For all of my supposed management prowess, it took me a long time to follow the advice I had been giving to my own employees for years. In my case, I wanted to reduce my 90-minute commute and not have to clean up other people’s messes (a big part of any PR job). I only wanted to deal with messes that I myself had created.
That’s when it all fell into place: I needed to solve for having more control.
If I had identified money or prestige as my key driver, I might have explored options at other tech companies or a similar position in a new industry. But that would have just been taking my existing problem to a new job. I had figured out I wanted to be a one-woman show of something. I didn’t know what that was, which was probably part of the reason why I had been paralyzed for so long.

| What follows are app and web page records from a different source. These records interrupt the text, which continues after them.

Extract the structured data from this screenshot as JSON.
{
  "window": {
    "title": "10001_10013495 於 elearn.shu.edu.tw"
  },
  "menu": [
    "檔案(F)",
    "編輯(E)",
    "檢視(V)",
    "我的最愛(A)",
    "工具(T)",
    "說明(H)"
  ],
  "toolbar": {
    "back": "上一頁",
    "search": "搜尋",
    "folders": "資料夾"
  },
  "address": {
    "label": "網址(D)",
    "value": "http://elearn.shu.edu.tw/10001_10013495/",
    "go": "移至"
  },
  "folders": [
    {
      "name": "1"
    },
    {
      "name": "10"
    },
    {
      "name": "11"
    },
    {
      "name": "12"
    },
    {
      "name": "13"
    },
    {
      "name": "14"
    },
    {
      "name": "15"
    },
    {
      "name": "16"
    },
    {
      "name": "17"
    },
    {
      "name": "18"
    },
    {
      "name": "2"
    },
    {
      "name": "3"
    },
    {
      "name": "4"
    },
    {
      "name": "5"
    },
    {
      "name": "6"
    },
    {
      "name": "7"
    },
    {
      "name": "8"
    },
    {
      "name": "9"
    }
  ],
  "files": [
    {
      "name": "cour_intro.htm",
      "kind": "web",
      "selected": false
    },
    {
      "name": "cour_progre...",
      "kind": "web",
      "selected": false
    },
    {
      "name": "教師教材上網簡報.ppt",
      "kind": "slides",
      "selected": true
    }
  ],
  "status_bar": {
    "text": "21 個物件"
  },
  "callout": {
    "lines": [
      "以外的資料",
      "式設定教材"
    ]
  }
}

So what I needed wasn’t necessarily a new job; it was something that would help me figure out what I was interested in.
So I applied to grad school, and when I got in, paid the $100 deposit. Did I know if I would finish grad school or what would come of it? No. But it allowed me to jump right into something else — something totally different that would allow little comparison with my previous life and also give me total control over my day-to-day goals.
I did all of this at 39. I couldn’t have afforded myself that opportunity in my 20s — and of course, many people my age can’t afford to take time off to figure out their next steps. The point of my advice is not to say you should take a year off and go to grad school or decamp to an ashram in India (though if that works for you, great).
After the deposit was paid, it was easy to give my notice.
Rather, it’s to say that if you’re hanging on a bit too long, afraid of what will happen next, find something that forces you into your next step. Sign up for something that you will have a hard time wiggling out of. That could be taking a night class, conducting informational interviews to learn more about a particular field, or doing some volunteer work in an area that interests you. Make a small commitment that feels easy to do at the time but later may feel hard to reverse.
After the deposit was paid, it was easy to give my notice. I knew what I was doing next, and I knew what I was solving for. I wasn’t fixing all of my job existential woes — I was getting myself on a path toward figuring out what I wanted to do.
(Side note for those interested: During the year following my departure from Google, I went back to school, ended up starting a company, had a third child, paused school to zombie-walk my way through the newborn stage, and published a book. Only the school part was in motion when I left, but none of the other four things would have likely happened if I had stayed at my job. Also, that was a crazy year; I am not normally so productive.)
Reading magazine profiles or listening to cocktail party versions of people’s quitting stories, it’s easy to think you should only quit your job if you have a super clear vision of your future or are blessed with a million-dollar idea. Because our own narrative doesn’t feel so simple, we second-guess our instincts, allowing fear of the unknown to push us toward putting off the things we know we want to do.
Instead, we’d do well to embrace the messiness of our process and dispassionately figure out what’s important to us on the most fundamental level, building a business plan for our life that gradually gets us from point A to point B.
There are some people who are born knowing exactly what they want to do or who are super relaxed about riding the seas of change from one wave to the next. But those people never clicked on this article. But you did. And you read all the way to this sentence. The question is, why? And what are you waiting for?